In addition to her landmark Rachmaninoff and Scriabin sets, Laredo made about 30 other albums, most of which remained in print at the time of her death. Some, such as a duo recording she made with pianist James Tocco of the two-piano version of Igor Stravinsky's ballet Le sacre du printemps (The Rite of Spring), gained wide attention. Laredo was considered a Romantic pianist in the vein of the great virtuosos whose works she played; pianistic fireworks balanced by carefully textured quieter passages remained the primary attractions of her performances. But her recordings covered music of various eras and places; she performed French and Spanish music enthusiastically, looked back to Beethoven and the earlier Romantics, and recorded piano music by the American melodist Samuel Barber.

Few people knew that Laredo was suffering from ovarian cancer for the last several years of her life; she continued to perform and make recordings almost without interruption.

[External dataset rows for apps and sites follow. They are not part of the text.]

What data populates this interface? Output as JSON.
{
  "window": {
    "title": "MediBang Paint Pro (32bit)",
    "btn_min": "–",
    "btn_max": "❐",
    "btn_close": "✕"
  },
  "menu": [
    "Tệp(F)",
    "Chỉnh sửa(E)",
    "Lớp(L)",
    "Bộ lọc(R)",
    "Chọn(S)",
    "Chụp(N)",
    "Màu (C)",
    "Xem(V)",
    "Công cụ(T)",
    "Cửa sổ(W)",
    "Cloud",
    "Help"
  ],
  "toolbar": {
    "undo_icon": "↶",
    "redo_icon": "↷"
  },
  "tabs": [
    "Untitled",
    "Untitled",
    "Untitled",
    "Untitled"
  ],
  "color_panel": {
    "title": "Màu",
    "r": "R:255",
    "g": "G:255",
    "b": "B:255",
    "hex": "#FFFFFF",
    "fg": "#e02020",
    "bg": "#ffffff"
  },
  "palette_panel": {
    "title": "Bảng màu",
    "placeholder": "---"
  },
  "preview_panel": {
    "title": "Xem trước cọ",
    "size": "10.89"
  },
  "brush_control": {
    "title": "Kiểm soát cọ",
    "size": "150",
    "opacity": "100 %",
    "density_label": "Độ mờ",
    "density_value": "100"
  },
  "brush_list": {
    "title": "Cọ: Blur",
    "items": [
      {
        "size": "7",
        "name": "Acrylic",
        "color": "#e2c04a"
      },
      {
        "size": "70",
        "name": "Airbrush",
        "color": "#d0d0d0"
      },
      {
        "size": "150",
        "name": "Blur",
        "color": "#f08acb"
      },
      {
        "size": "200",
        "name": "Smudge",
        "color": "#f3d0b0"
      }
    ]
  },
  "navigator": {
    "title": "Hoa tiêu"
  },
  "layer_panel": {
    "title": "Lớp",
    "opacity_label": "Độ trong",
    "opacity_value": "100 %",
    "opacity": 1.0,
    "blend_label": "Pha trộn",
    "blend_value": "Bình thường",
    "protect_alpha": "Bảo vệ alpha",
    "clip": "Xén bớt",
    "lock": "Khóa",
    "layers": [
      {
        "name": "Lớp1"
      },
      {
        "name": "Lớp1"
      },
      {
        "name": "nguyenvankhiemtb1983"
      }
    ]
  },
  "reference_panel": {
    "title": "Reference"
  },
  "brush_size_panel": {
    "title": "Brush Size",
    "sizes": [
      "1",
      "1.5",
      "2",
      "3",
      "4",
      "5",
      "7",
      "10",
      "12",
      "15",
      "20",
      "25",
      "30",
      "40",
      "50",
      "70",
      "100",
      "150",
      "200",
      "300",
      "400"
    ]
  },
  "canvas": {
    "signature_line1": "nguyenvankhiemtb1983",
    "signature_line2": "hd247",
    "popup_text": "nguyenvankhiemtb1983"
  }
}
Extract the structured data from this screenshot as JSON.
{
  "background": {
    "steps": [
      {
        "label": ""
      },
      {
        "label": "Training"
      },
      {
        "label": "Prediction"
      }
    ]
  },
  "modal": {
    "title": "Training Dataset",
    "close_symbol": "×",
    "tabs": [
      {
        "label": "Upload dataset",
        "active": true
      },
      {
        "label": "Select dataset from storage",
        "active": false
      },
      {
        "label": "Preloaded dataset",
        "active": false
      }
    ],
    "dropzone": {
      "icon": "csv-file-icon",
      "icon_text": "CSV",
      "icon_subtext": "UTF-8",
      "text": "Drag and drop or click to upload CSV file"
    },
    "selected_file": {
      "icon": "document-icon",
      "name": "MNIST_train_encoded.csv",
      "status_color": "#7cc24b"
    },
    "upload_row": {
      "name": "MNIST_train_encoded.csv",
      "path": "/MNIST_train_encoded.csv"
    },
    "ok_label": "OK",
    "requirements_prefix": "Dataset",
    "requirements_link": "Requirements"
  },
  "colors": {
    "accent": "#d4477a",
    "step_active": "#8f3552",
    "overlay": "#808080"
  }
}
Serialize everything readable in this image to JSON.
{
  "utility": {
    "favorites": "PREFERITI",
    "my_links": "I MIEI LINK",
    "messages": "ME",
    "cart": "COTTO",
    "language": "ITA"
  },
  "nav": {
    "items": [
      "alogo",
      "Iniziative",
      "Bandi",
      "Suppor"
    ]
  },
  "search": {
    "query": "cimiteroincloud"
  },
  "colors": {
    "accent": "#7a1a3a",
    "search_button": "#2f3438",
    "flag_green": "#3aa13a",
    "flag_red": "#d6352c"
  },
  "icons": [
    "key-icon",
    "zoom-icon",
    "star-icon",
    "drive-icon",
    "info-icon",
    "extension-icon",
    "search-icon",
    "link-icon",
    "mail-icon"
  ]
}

In 2004 she visited the Minneapolis-St. Paul area in Minnesota to serve as a judge in a two-week piano competition. "We had no idea she was ill," competition director Alexander Braginsky told Michael Anthony of the Minneapolis Star Tribune. "She was so feisty and opinionated, a powerful personality." The First Lady of American Piano died at her New York apartment on May 25, 2005.


Laredo, Ruth, The Ruth Laredo Becoming a Musician Book, European American Music Corp., 1992.


Daily Telegraph (London, England), June 10, 2005.

Independent (London, England), June 1, 2005.

Fresno Bee, March 18, 2001.

Keyboard, September 1, 2005.

New York Times, January 16, 1981; September 20, 1987; September 15, 2001; May 27, 2005.

Roanoke Times, October 2, 2003.

Star Ledger (Newark, New Jersey), May 28, 2005.

Star Tribune (Minneapolis, Minnesota), June 12, 2005.

Washington Post, May 28, 2005.


"Discography," Ruth Laredo Official Website, (December 18, 2005).